“Hand. Cannot. Erase”, the fourth solo album from multi-instrumentalist/producer Steven Wilson, is a musical tour de force that transcends the confines of the progressive rock he is usually associated with. Inspired by the real life story of Joyce Vincent, a 38-year-old British woman who died alone in a bedsit and went undiscovered for two years, you’d expect the album to be quite dark; after all, Wilson isn’t exactly known for his cheerful music. “The basic story, or concept of the record,” explains Wilson, “It’s about a woman growing up, who goes to live in the city, very isolated, and she disappears one day and no one notices.”
But the album, which is written from the female protagonist’s point of view, possesses an unexpectedly upbeat vibe. As Wilson points out, this isn’t the tale of an old bag lady that no one notices. “She was young, she was popular, she was attractive, she had many friends, she had family, but for whatever reason, nobody missed her for three years.” So while there is an undertone of sadness, it is skillfully balanced with a sense of hope that, while probably misguided from her point of view, adds another layer of meaning to the music.
Backed by a band of talented musicians (Guthrie Govan (guitar), Adam Holzman (keyboards), Nick Beggs (bass / stick) and Marco Minneman (drums) who all played on Wilson’s previous album “The Raven That Refused to Sing“), Wilson blends in influences from pop and electronic music into his signature brooding type of progressive rock, making this album a great summary of his entire career. Fans of his band Porcupine Tree might even find enough in this record to stop lamenting the band being put on indefinite hiatus, although the metal influences that coloured their last records isn’t present here. But it definitely is a cross-section of Steven Wilson’s career; it’s as if after all these years he’s finally synthesized all his different projects into one. Complex structures, delicate piano ballads, great melodies, skillfully layered musical textures, stellar musicianship, smooth vocals: everything is there. And it’s really an album, not just a collection of songs. You’ll want to listen to that one from start to finish.
As usual, the production (from Wilson himself) is flawless and the album is a sonic masterpiece.
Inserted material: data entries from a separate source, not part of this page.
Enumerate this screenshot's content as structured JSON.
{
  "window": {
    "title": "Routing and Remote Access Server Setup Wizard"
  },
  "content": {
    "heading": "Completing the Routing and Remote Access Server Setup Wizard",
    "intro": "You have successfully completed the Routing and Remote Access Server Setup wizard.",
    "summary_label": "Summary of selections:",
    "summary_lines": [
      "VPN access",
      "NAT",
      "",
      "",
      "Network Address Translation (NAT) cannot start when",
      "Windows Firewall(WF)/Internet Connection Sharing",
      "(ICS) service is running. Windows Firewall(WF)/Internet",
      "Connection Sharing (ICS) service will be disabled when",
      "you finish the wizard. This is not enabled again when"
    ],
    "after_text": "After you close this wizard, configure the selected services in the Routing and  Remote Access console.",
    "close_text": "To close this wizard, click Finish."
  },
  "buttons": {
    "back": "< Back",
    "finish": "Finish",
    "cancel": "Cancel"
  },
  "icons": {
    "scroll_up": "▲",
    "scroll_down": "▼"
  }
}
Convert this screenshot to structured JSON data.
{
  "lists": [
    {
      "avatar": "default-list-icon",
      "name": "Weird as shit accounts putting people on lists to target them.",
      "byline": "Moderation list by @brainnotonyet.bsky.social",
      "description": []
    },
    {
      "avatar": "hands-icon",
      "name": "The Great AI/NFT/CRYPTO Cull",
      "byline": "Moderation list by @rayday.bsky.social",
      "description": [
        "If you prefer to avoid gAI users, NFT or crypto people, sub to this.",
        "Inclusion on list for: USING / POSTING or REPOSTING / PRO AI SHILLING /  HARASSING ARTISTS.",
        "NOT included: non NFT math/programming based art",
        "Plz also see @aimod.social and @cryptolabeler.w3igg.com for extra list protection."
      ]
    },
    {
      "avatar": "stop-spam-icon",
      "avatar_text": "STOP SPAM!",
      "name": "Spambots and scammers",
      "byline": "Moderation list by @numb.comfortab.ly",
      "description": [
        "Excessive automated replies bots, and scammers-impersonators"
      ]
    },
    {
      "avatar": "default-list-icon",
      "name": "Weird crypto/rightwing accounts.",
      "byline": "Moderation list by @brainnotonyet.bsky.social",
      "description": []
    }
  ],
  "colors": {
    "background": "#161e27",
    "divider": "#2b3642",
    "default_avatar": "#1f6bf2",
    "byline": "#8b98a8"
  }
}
Wilson’s solo albums just getter better with each one he releases, and this one definitely stands out as one of his top works. Brilliant stuff from a brilliant musician.
Jean-Frederic Vachon’s music blog Diary of a Music Addict can be found HERE.